Departing from the concept of Diaspora and practices of Ethnic Entrepreneurship (EE), much theoretical and empirical research on third-country Migrants’ Transnational Entrepreneurship (MTE) emphasises, on a microlevel, the importance of individuals’ social capital, dual habitus, ethno-cultural motivation, constrained self-efficacy and opportunity alertness. On a mesolevel much of the literature points out that both ethnic community (size and intensity) and group characteristics (survival strategies, networks, and social capital) are pivotal factors of the business development by third-country migrants in Europe. Circumstances around migrants’ dual loyalty seem to overrule diasporic altruism and benefits of dual habitus. Above all, our empirical data show that the intersection between EE, MTE and integration policies are experienced by actors as interdependent fields of discursive practices, creating a fourth field of practice that is characterised by its own dynamic and opportunity structure. Attempting to understand the discourses dominating this fourth field of social practice we include other theories beyond those traditionally applied when studying migrants' transnational entreprenourship.

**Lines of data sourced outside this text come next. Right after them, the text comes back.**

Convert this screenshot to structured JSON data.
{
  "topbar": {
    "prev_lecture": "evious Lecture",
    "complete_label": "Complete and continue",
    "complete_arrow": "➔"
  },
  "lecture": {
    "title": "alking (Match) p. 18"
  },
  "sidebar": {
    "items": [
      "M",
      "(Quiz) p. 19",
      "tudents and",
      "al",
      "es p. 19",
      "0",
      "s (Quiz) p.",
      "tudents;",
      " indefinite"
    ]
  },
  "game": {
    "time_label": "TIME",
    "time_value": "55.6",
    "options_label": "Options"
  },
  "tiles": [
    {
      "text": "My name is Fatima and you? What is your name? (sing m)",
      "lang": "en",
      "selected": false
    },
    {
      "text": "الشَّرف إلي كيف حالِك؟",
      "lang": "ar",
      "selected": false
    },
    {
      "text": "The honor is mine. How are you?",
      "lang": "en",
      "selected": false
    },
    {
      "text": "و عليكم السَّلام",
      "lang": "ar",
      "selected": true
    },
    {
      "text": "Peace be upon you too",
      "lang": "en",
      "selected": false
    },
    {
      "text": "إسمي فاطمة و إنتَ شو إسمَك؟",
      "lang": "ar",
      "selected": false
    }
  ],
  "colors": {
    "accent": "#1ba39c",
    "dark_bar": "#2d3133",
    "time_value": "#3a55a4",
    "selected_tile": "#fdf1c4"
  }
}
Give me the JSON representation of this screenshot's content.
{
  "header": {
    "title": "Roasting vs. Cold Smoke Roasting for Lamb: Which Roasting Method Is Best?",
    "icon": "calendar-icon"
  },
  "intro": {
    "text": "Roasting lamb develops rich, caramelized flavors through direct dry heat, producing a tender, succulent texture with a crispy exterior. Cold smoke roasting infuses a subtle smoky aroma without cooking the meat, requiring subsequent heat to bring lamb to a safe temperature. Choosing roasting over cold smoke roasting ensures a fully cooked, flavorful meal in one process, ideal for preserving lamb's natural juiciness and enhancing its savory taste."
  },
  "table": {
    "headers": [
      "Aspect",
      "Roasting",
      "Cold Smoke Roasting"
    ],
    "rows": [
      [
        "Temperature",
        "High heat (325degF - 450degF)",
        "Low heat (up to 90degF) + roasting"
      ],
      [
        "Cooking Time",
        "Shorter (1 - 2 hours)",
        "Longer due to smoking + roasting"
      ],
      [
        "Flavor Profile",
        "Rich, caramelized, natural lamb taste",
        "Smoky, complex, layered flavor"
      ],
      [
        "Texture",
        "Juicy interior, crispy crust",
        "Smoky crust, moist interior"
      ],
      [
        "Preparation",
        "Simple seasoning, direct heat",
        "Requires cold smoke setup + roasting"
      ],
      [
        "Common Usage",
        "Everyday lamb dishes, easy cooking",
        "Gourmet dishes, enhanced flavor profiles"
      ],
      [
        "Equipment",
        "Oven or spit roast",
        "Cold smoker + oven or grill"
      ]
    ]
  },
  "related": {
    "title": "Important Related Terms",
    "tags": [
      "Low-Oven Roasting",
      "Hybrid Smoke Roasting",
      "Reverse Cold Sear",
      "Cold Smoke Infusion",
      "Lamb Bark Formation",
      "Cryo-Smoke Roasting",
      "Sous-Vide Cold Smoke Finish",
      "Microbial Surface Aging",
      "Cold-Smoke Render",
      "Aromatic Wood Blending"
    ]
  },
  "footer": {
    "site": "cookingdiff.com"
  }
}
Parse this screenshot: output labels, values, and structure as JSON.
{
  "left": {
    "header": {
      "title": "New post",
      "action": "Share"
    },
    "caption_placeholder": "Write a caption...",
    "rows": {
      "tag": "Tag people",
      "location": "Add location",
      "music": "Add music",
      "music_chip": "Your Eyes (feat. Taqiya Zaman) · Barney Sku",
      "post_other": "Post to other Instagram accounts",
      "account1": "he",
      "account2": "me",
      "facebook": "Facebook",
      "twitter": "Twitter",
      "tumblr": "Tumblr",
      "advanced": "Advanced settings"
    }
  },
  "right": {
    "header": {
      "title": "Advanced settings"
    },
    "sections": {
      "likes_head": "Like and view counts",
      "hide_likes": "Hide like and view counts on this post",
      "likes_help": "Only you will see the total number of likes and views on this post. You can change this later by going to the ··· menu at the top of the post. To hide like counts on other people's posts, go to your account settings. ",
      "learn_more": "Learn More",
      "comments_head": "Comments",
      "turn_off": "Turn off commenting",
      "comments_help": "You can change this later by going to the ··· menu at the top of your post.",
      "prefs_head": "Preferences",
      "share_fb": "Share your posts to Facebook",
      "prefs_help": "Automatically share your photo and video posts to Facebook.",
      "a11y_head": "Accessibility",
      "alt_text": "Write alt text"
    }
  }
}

Bibliographical noteImportant note from the Publisher regarding the attached version of the article:
“This is an Accepted Manuscript of an article published by Taylor & Francis in Journal of Ethnic and Migration Studies on 07 Feb 2019, available online: http://www.tandfonline.com/10.1080/1369183X.2018.1559998.”